Summary:Rolling elements are the unsung heroes of rolling bearings, playing a pivotal role in facilitating smooth and efficient ...
Rolling elements are the unsung heroes of rolling bearings, playing a pivotal role in facilitating smooth and efficient motion while simultaneously reducing friction and wear in mechanical systems. Their design and precise interaction with the bearing's inner and outer rings are critical to the overall performance of rolling bearings.
Load Distribution and Weight Bearing
One of the primary functions of rolling elements in rolling bearings is to distribute and support loads efficiently. When a load is applied to a bearing, it is transferred from the inner ring to the rolling elements and then to the outer ring. The shape, size, and material composition of these rolling elements are carefully engineered to ensure that they bear the load evenly, preventing localized stress and potential failure points.
Mitigating Friction and Reducing Wear
Rolling elements are designed to roll smoothly along the raceways of the inner and outer rings, as opposed to sliding or scraping against them.

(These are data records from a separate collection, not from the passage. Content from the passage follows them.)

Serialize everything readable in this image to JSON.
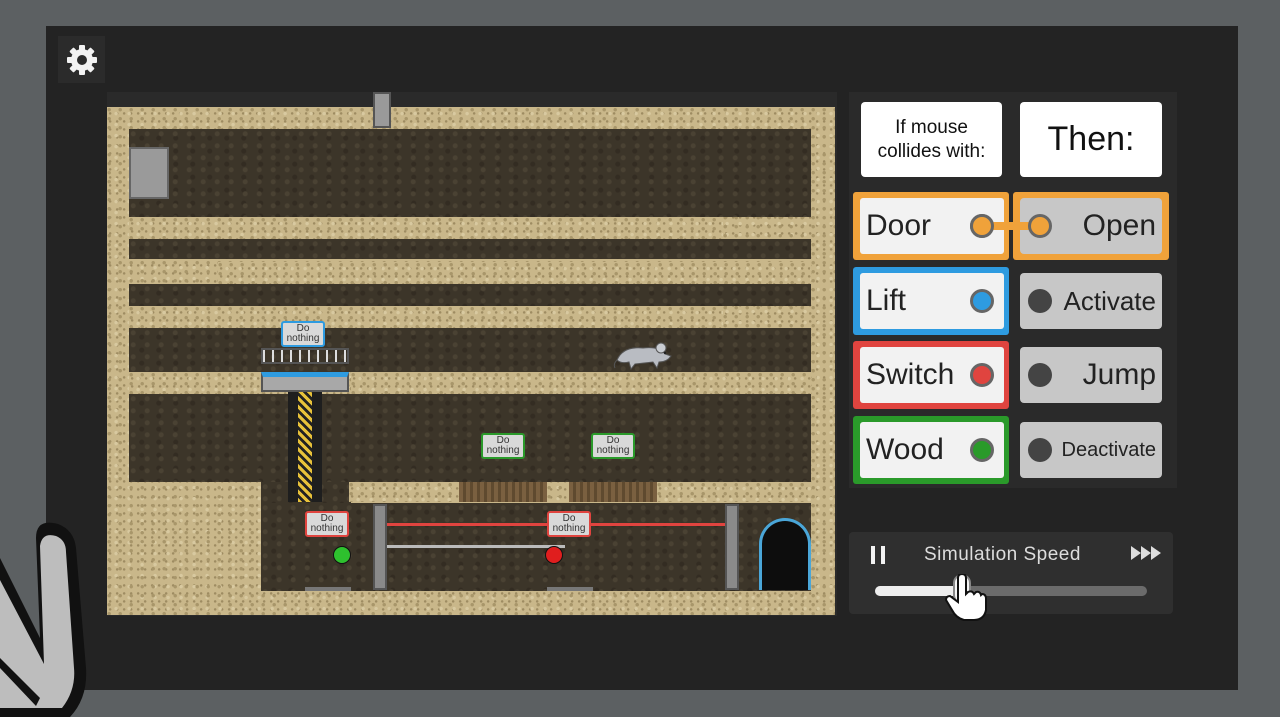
{
  "game": {
    "settings_icon": "gear-icon",
    "tags": [
      {
        "line1": "Do",
        "line2": "nothing"
      },
      {
        "line1": "Do",
        "line2": "nothing"
      },
      {
        "line1": "Do",
        "line2": "nothing"
      },
      {
        "line1": "Do",
        "line2": "nothing"
      },
      {
        "line1": "Do",
        "line2": "nothing"
      }
    ]
  },
  "rules": {
    "header_if": "If mouse collides with:",
    "header_then": "Then:",
    "objects": [
      {
        "label": "Door",
        "color": "#f0a23a"
      },
      {
        "label": "Lift",
        "color": "#2e9be0"
      },
      {
        "label": "Switch",
        "color": "#e0443f"
      },
      {
        "label": "Wood",
        "color": "#2a9a2a"
      }
    ],
    "actions": [
      {
        "label": "Open",
        "connected": true
      },
      {
        "label": "Activate",
        "connected": false
      },
      {
        "label": "Jump",
        "connected": false
      },
      {
        "label": "Deactivate",
        "connected": false
      }
    ]
  },
  "simulation": {
    "label": "Simulation Speed",
    "pause_icon": "pause-icon",
    "fast_forward_icon": "fast-forward-icon",
    "speed_fraction": 0.32
  }
}
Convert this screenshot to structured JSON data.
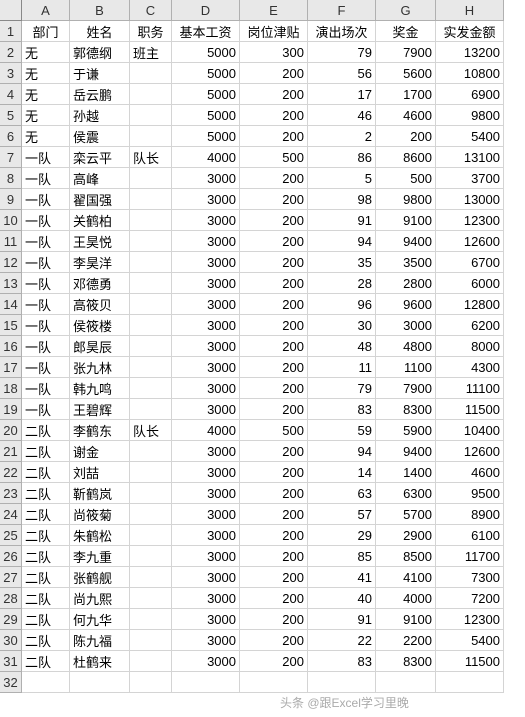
{
  "columns": [
    "A",
    "B",
    "C",
    "D",
    "E",
    "F",
    "G",
    "H"
  ],
  "headers": [
    "部门",
    "姓名",
    "职务",
    "基本工资",
    "岗位津贴",
    "演出场次",
    "奖金",
    "实发金额"
  ],
  "rows": [
    {
      "dept": "无",
      "name": "郭德纲",
      "title": "班主",
      "base": 5000,
      "allow": 300,
      "shows": 79,
      "bonus": 7900,
      "total": 13200
    },
    {
      "dept": "无",
      "name": "于谦",
      "title": "",
      "base": 5000,
      "allow": 200,
      "shows": 56,
      "bonus": 5600,
      "total": 10800
    },
    {
      "dept": "无",
      "name": "岳云鹏",
      "title": "",
      "base": 5000,
      "allow": 200,
      "shows": 17,
      "bonus": 1700,
      "total": 6900
    },
    {
      "dept": "无",
      "name": "孙越",
      "title": "",
      "base": 5000,
      "allow": 200,
      "shows": 46,
      "bonus": 4600,
      "total": 9800
    },
    {
      "dept": "无",
      "name": "侯震",
      "title": "",
      "base": 5000,
      "allow": 200,
      "shows": 2,
      "bonus": 200,
      "total": 5400
    },
    {
      "dept": "一队",
      "name": "栾云平",
      "title": "队长",
      "base": 4000,
      "allow": 500,
      "shows": 86,
      "bonus": 8600,
      "total": 13100
    },
    {
      "dept": "一队",
      "name": "高峰",
      "title": "",
      "base": 3000,
      "allow": 200,
      "shows": 5,
      "bonus": 500,
      "total": 3700
    },
    {
      "dept": "一队",
      "name": "翟国强",
      "title": "",
      "base": 3000,
      "allow": 200,
      "shows": 98,
      "bonus": 9800,
      "total": 13000
    },
    {
      "dept": "一队",
      "name": "关鹤柏",
      "title": "",
      "base": 3000,
      "allow": 200,
      "shows": 91,
      "bonus": 9100,
      "total": 12300
    },
    {
      "dept": "一队",
      "name": "王昊悦",
      "title": "",
      "base": 3000,
      "allow": 200,
      "shows": 94,
      "bonus": 9400,
      "total": 12600
    },
    {
      "dept": "一队",
      "name": "李昊洋",
      "title": "",
      "base": 3000,
      "allow": 200,
      "shows": 35,
      "bonus": 3500,
      "total": 6700
    },
    {
      "dept": "一队",
      "name": "邓德勇",
      "title": "",
      "base": 3000,
      "allow": 200,
      "shows": 28,
      "bonus": 2800,
      "total": 6000
    },
    {
      "dept": "一队",
      "name": "高筱贝",
      "title": "",
      "base": 3000,
      "allow": 200,
      "shows": 96,
      "bonus": 9600,
      "total": 12800
    },
    {
      "dept": "一队",
      "name": "侯筱楼",
      "title": "",
      "base": 3000,
      "allow": 200,
      "shows": 30,
      "bonus": 3000,
      "total": 6200
    },
    {
      "dept": "一队",
      "name": "郎昊辰",
      "title": "",
      "base": 3000,
      "allow": 200,
      "shows": 48,
      "bonus": 4800,
      "total": 8000
    },
    {
      "dept": "一队",
      "name": "张九林",
      "title": "",
      "base": 3000,
      "allow": 200,
      "shows": 11,
      "bonus": 1100,
      "total": 4300
    },
    {
      "dept": "一队",
      "name": "韩九鸣",
      "title": "",
      "base": 3000,
      "allow": 200,
      "shows": 79,
      "bonus": 7900,
      "total": 11100
    },
    {
      "dept": "一队",
      "name": "王碧辉",
      "title": "",
      "base": 3000,
      "allow": 200,
      "shows": 83,
      "bonus": 8300,
      "total": 11500
    },
    {
      "dept": "二队",
      "name": "李鹤东",
      "title": "队长",
      "base": 4000,
      "allow": 500,
      "shows": 59,
      "bonus": 5900,
      "total": 10400
    },
    {
      "dept": "二队",
      "name": "谢金",
      "title": "",
      "base": 3000,
      "allow": 200,
      "shows": 94,
      "bonus": 9400,
      "total": 12600
    },
    {
      "dept": "二队",
      "name": "刘喆",
      "title": "",
      "base": 3000,
      "allow": 200,
      "shows": 14,
      "bonus": 1400,
      "total": 4600
    },
    {
      "dept": "二队",
      "name": "靳鹤岚",
      "title": "",
      "base": 3000,
      "allow": 200,
      "shows": 63,
      "bonus": 6300,
      "total": 9500
    },
    {
      "dept": "二队",
      "name": "尚筱菊",
      "title": "",
      "base": 3000,
      "allow": 200,
      "shows": 57,
      "bonus": 5700,
      "total": 8900
    },
    {
      "dept": "二队",
      "name": "朱鹤松",
      "title": "",
      "base": 3000,
      "allow": 200,
      "shows": 29,
      "bonus": 2900,
      "total": 6100
    },
    {
      "dept": "二队",
      "name": "李九重",
      "title": "",
      "base": 3000,
      "allow": 200,
      "shows": 85,
      "bonus": 8500,
      "total": 11700
    },
    {
      "dept": "二队",
      "name": "张鹤舰",
      "title": "",
      "base": 3000,
      "allow": 200,
      "shows": 41,
      "bonus": 4100,
      "total": 7300
    },
    {
      "dept": "二队",
      "name": "尚九熙",
      "title": "",
      "base": 3000,
      "allow": 200,
      "shows": 40,
      "bonus": 4000,
      "total": 7200
    },
    {
      "dept": "二队",
      "name": "何九华",
      "title": "",
      "base": 3000,
      "allow": 200,
      "shows": 91,
      "bonus": 9100,
      "total": 12300
    },
    {
      "dept": "二队",
      "name": "陈九福",
      "title": "",
      "base": 3000,
      "allow": 200,
      "shows": 22,
      "bonus": 2200,
      "total": 5400
    },
    {
      "dept": "二队",
      "name": "杜鹤来",
      "title": "",
      "base": 3000,
      "allow": 200,
      "shows": 83,
      "bonus": 8300,
      "total": 11500
    }
  ],
  "watermark": "头条 @跟Excel学习里晚"
}
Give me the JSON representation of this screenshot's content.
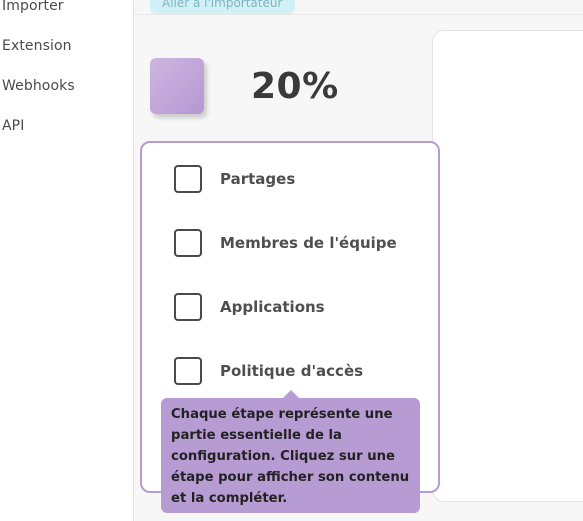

This rolling motion is fundamental to the reduction of friction in the bearing. By minimizing the contact area and utilizing rolling friction, as opposed to sliding friction, rolling elements significantly decrease the wear and heat generation within the bearing, thereby extending its operational life.
Load Capacity and Contact Angle
The choice of rolling elements, along with their arrangement and contact angles, directly affects the load-carrying capacity of a bearing. The contact angle, which is the angle formed between the direction of the load and the line of contact between the rolling element and the raceway, influences whether the bearing is primarily suited for handling radial or axial loads. Various types of rolling elements, including balls, cylindrical rollers, tapered rollers, and needle rollers, have specific load-carrying capabilities, allowing for customized solutions in diverse applications.
Ball Bearings: Ball bearings use spherical rolling elements (balls) and are renowned for their ability to handle both radial and axial loads. They are commonly found in applications where smooth and precise motion is essential, such as in household appliances and automotive wheel hubs.
Roller Bearings: Roller bearings, with their cylindrical, tapered, or needle-shaped rolling elements, are designed to support higher radial or axial loads, depending on their specific configuration. These bearings are prevalent in heavy machinery and industrial equipment where substantial load-bearing capabilities are required.
Thrust Bearings: Thrust bearings are specially engineered to handle axial loads. The choice of rolling elements, the bearing design, and the contact angles are optimized to provide the necessary support for applications like gearboxes, where axial forces dominate.
Self-Alignment and Compensation for Misalignment
Certain types of rolling bearings, such as spherical roller bearings, incorporate rolling elements that can accommodate misalignment. This self-aligning capability is vital in applications where shaft deflection, flexing, or slight misalignment is anticipated. The rolling elements play a crucial role in allowing the bearing to distribute loads more evenly and compensate for any deviations in alignment, which, in turn, contributes to the overall stability and longevity of the bearing.
Reducing Vibration and Noise
The design and interaction of rolling elements within a bearing have a direct impact on the level of vibration and noise produced during operation. Smooth rolling motion results in reduced vibration and noise, making rolling element bearings particularly suitable for applications where quiet operation and minimal vibration are essential, such as in precision machinery and automotive components.